I was on my way to work and stopped behind a school bus. I watched attentive parents watch their younglings leisurely saunter onto the bus, oblivious to the traffic piling up.
I smiled at the familiar scene, and all the memories of going back to school flooded my senses (insert Parliament's Flashlight and cue dream sequence).
I went to magnet schools since junior high, so I was always bused across town. My mornings started around 5:30.
The first day was always the most exciting. I had my outfit picked out after hours of deliberation. You had to come hard on the clothes but not hit them with your best too soon. You also had to factor in possible duplications at school, weather conditions and the all-important factor of layaway outfits.
I used to go to school and brag about what I had on layaway. I often wondered if there was a layaway heaven for all the clothes that never saw the light of day -- kind of a fashion purgatory.
I grew up in the ’70s, so the grooming ritual was important, especially the hair. You had to pick out your fro for maximum volume. Then you used a plastic bag to shape it into the ultimate orb and finish it off with a bug bomb’s worth of Afro Sheen. If you could breathe and see straight you were not using enough.
I would woof down my bowl of Kaboom or Cocoa Puffs then grab the change my mom left me for lunch money.

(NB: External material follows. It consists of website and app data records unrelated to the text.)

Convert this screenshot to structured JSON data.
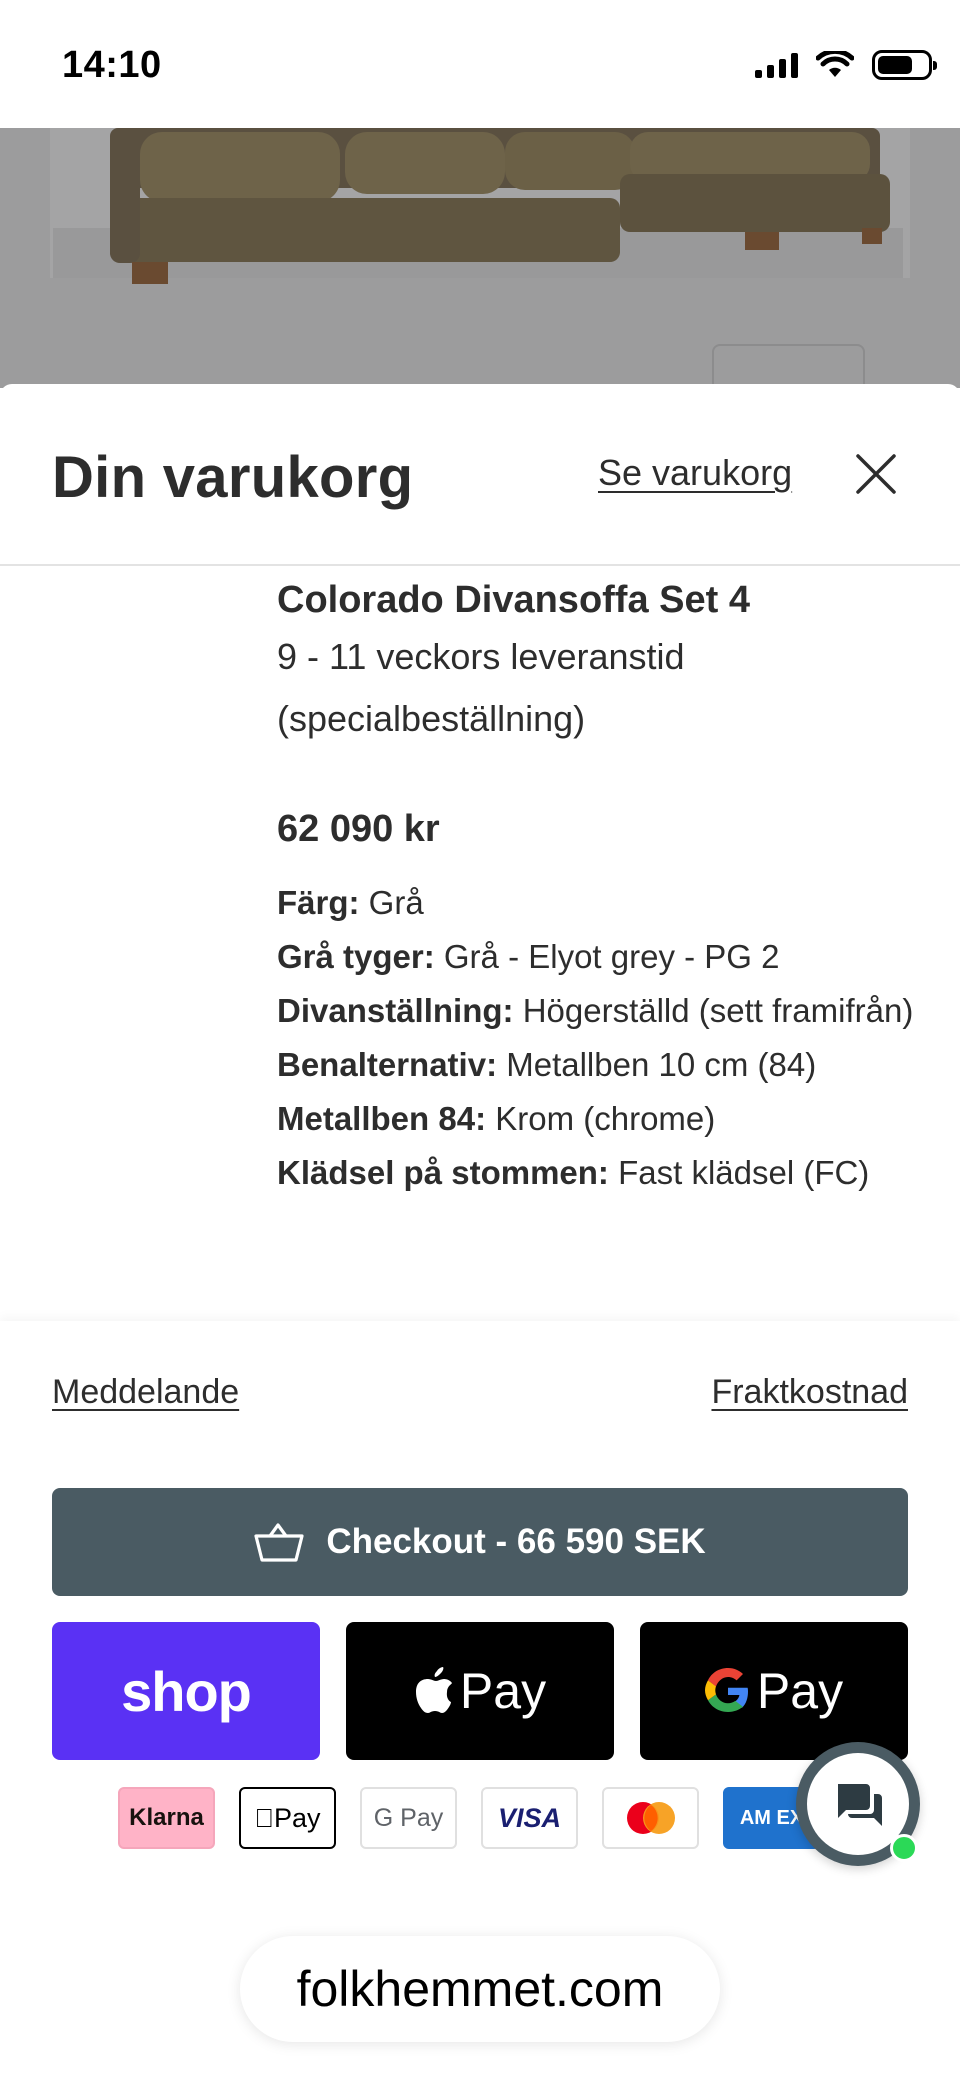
{
  "status_bar": {
    "time": "14:10"
  },
  "cart": {
    "title": "Din varukorg",
    "view_cart_link": "Se varukorg",
    "item": {
      "name": "Colorado Divansoffa Set 4",
      "lead_time": "9 - 11 veckors leveranstid",
      "lead_note": "(specialbeställning)",
      "price": "62 090 kr",
      "options": [
        {
          "label": "Färg:",
          "value": " Grå"
        },
        {
          "label": "Grå tyger:",
          "value": " Grå - Elyot grey - PG 2"
        },
        {
          "label": "Divanställning:",
          "value": " Högerställd (sett framifrån)"
        },
        {
          "label": "Benalternativ:",
          "value": " Metallben 10 cm (84)"
        },
        {
          "label": "Metallben 84:",
          "value": " Krom (chrome)"
        },
        {
          "label": "Klädsel på stommen:",
          "value": " Fast klädsel (FC)"
        }
      ]
    }
  },
  "footer": {
    "message_link": "Meddelande",
    "shipping_link": "Fraktkostnad",
    "checkout_label": "Checkout - 66 590 SEK",
    "shop_pay_label": "shop",
    "apple_pay_label": "Pay",
    "google_pay_label": "Pay",
    "cards": {
      "klarna": "Klarna",
      "apple_pay": "Pay",
      "google_pay": "G Pay",
      "visa": "VISA",
      "amex": "AM EX"
    }
  },
  "browser": {
    "url": "folkhemmet.com"
  },
  "colors": {
    "checkout_bg": "#4a5b63",
    "shop_pay_bg": "#5a31f4",
    "online_dot": "#2bd957"
  }
}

I’d grabbed my book bag (no back packs back then) and headed out, house key around my neck, into the dark morning air. This was when a kid could walk to school alone without supervision, cell phones, mace or GPS device. I liked the morning walk because the neighborhood bullies went to regular school and were still resting up for their day of persecution.
I made my way to the neighborhood school and waited with my other bus mates in the dark until we saw the distant lights signaling that Ms. McCray, our bus driver, was on time. Ms. McCray was one of those evil bus drivers who wore a wig that fit like a helmet -- you know the kind where it lifts up from the back of the neck. You could tell what kind of night she had based on how red her eyes were and how askew her wig was that morning. Drug testing did not come into popularity until much later.
She greeted us with her usually pleasant "Get yo butts on this bus." Our bus was overcrowded so she made the first few stops sit three to a seat. So there we were, 3 boys sitting on the same bench at the back of this huge empty bus.
We complained constantly that this would scar us socially, but she was not hearing it.
Bus culture is a rite of passage. I was small and skinny so fighting was not an option. I learned that if you made people laugh they would back off. My favorite ammunition was other kids’ parents who waited for them at the bus stop, especially the moms sporting the old school pink rollers and house coats.
Every morning we would come to the stop of my girl Cookie. I grew up with about 10 girls name Cookie. Anyway, Cookies' mom always sported the big pink rollers, blue nappy housecoat and matching slippers. It really pissed Cookie off when I would roll down the window and yell, “Good morning, Mrs. Johnson, is that a new robe?”
Cookie was a fierce girl and always coordinated. She was also one of those folicly challenged girls -- you know the kind who would start brushing her hair from lower back and eyebrows, hoping to get about three strands to hold those colorful ball barrettes in place… classic.
The bus banter continued throughout the ride with pleasant greetings, singing, and the occasional game of dozen played out between rivals. And what bus ride would be complete without a round of "Yo Momma" jokes thrown in? The bus would continue for the next hour or so at various stops all across the south side until we eventually hit the freeway, which was the silent cue for all to fall asleep until we got to school.
All the grooming was undone as Afros, school supplies, book bags and clothing had shifted during travel.
We always knew we were at school because the bus would lurch to a stop with the requisite hiss of the brakes and door being flown open. Then Ms. McCray would yell, "Get Yo Black Butts to School." I know that was her special way of saying, “Have a good day.”
I heard a car horn honking behind me, bringing me back from my Coolie High flash back. I slowly began to move and spied a mother with her head wrapped and wearing a tasteful robe. I fought back the urge to yell, “Nice house coat, Mrs. Johnson...”